Entries shown =>
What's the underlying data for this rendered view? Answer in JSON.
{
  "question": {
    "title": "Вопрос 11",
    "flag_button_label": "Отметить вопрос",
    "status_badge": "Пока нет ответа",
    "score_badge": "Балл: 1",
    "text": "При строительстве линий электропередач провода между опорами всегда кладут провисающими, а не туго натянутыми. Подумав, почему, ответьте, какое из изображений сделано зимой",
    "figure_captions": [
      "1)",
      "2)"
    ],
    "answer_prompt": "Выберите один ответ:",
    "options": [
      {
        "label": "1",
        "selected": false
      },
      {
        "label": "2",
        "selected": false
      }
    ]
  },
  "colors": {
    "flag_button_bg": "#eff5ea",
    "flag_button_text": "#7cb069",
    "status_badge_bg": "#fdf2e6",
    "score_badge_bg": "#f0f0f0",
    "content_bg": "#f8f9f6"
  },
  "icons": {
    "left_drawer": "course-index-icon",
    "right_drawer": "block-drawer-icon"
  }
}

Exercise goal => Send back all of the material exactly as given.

Task output =>
What's the underlying data for this rendered view? Answer in JSON.
{
  "question": {
    "title": "Вопрос 11",
    "flag_button_label": "Отметить вопрос",
    "status_badge": "Пока нет ответа",
    "score_badge": "Балл: 1",
    "text": "При строительстве линий электропередач провода между опорами всегда кладут провисающими, а не туго натянутыми. Подумав, почему, ответьте, какое из изображений сделано зимой",
    "figure_captions": [
      "1)",
      "2)"
    ],
    "answer_prompt": "Выберите один ответ:",
    "options": [
      {
        "label": "1",
        "selected": false
      },
      {
        "label": "2",
        "selected": false
      }
    ]
  },
  "colors": {
    "flag_button_bg": "#eff5ea",
    "flag_button_text": "#7cb069",
    "status_badge_bg": "#fdf2e6",
    "score_badge_bg": "#f0f0f0",
    "content_bg": "#f8f9f6"
  },
  "icons": {
    "left_drawer": "course-index-icon",
    "right_drawer": "block-drawer-icon"
  }
}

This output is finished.